> Input material
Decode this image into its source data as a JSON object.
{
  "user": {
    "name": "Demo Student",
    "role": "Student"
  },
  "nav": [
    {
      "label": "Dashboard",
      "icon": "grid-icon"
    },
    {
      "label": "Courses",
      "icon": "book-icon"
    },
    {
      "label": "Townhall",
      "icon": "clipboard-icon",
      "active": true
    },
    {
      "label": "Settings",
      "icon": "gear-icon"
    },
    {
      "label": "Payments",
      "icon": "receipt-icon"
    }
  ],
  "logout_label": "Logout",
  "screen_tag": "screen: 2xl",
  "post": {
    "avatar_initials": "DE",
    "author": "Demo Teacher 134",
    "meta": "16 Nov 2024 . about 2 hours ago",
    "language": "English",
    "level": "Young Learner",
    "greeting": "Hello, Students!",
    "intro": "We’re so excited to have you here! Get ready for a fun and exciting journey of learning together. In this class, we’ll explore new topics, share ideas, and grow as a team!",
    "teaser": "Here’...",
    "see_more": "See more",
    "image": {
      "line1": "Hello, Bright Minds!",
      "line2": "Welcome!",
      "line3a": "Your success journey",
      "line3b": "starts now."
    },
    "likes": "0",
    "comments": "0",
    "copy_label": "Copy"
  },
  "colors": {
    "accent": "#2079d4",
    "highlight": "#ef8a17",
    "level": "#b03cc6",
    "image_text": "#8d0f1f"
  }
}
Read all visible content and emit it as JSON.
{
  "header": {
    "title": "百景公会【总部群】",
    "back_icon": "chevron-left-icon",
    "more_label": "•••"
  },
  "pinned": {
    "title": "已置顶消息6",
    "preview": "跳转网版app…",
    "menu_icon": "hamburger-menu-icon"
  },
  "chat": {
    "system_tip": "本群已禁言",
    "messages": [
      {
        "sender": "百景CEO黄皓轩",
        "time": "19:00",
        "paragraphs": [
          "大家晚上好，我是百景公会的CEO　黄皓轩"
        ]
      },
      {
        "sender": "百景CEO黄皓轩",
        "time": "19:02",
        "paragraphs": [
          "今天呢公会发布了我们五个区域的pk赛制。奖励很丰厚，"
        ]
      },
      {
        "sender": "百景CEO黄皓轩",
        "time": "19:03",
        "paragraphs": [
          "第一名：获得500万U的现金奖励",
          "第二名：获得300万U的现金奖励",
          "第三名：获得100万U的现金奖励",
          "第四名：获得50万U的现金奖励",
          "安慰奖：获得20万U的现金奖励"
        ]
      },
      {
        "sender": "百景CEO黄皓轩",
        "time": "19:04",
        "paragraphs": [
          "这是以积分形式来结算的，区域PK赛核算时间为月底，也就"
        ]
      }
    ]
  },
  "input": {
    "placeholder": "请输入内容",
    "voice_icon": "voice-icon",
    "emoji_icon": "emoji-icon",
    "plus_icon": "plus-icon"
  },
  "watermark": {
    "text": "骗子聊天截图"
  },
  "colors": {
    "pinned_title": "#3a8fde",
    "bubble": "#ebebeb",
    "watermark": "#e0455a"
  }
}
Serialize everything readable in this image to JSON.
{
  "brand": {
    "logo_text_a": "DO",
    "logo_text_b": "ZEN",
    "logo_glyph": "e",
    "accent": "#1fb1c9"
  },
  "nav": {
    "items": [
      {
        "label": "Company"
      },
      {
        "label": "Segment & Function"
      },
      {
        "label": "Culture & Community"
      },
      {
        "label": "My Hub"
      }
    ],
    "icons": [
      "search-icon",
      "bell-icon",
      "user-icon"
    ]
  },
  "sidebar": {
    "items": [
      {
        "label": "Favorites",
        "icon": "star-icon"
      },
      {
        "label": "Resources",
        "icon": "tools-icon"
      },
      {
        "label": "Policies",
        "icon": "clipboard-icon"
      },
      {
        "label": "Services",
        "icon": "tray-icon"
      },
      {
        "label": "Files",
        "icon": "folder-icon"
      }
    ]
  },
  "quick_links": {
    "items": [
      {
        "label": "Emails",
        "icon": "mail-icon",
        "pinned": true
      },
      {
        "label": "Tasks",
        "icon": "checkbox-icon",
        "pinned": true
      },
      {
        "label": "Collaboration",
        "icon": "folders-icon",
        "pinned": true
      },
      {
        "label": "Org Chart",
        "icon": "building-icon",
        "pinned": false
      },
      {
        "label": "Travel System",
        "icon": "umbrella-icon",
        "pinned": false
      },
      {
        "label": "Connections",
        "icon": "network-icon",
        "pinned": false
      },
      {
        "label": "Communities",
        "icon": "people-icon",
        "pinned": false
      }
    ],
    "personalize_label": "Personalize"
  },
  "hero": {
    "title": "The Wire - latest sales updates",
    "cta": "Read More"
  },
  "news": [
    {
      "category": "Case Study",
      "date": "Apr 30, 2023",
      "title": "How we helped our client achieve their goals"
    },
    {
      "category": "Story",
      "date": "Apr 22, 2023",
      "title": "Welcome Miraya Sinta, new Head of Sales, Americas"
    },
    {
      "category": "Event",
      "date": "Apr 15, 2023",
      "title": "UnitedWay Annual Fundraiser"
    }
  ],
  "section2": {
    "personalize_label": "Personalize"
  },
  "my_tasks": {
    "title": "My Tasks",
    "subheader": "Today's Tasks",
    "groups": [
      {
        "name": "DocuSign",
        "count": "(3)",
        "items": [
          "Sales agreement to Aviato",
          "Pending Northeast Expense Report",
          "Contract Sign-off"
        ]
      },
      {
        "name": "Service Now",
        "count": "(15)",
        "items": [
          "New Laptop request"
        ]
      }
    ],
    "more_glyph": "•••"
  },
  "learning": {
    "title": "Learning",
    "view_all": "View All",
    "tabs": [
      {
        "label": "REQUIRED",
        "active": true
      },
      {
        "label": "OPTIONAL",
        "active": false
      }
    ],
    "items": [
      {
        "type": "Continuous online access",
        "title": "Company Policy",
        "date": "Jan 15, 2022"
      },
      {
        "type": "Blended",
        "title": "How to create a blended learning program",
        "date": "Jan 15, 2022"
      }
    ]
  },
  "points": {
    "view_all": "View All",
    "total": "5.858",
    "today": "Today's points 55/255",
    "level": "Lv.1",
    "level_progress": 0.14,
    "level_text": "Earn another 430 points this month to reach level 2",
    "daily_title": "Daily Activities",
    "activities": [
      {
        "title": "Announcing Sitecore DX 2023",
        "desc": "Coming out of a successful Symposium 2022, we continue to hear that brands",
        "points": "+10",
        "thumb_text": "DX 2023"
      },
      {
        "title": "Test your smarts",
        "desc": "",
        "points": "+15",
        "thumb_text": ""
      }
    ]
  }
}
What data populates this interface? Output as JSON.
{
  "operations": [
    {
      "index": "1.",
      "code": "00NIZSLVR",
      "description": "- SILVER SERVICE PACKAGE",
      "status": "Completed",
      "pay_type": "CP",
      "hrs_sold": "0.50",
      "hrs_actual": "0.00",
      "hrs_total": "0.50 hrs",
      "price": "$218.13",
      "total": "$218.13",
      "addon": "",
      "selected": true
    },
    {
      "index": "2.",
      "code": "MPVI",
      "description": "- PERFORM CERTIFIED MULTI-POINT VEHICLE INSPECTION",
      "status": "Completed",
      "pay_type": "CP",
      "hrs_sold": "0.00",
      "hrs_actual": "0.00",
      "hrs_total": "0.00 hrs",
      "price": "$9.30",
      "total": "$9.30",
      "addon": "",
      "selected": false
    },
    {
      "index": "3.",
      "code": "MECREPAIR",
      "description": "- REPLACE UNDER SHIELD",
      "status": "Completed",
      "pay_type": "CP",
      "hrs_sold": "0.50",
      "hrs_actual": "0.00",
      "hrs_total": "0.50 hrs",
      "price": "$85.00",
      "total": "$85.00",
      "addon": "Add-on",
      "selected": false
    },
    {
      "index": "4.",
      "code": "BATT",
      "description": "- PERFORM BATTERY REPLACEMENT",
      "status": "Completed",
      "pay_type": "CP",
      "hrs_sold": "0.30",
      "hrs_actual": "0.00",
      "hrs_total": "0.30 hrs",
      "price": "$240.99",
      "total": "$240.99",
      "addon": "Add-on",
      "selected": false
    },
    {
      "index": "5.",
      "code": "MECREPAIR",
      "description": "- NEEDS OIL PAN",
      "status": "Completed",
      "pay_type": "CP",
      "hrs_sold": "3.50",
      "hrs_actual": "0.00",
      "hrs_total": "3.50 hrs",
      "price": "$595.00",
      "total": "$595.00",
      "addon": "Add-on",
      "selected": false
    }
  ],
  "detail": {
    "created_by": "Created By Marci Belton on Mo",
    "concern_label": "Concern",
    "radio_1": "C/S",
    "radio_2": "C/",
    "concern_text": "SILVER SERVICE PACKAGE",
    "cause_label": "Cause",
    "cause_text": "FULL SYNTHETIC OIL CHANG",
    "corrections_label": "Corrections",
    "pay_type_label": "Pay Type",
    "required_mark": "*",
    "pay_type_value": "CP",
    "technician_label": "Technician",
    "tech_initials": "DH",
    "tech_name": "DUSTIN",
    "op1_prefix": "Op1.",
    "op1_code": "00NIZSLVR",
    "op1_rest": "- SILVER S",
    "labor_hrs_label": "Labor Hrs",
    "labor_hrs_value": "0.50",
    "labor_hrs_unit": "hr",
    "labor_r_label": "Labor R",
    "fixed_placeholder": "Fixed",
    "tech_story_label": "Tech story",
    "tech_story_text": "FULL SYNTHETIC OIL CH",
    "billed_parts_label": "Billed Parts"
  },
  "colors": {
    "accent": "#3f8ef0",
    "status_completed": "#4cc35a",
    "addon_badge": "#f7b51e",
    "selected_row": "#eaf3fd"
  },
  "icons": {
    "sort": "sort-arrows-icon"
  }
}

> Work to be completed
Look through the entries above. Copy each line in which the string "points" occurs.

> Written answer
  "points": {
    "today": "Today's points 55/255",
    "level_text": "Earn another 430 points this month to reach level 2",
        "points": "+10",
        "points": "+15",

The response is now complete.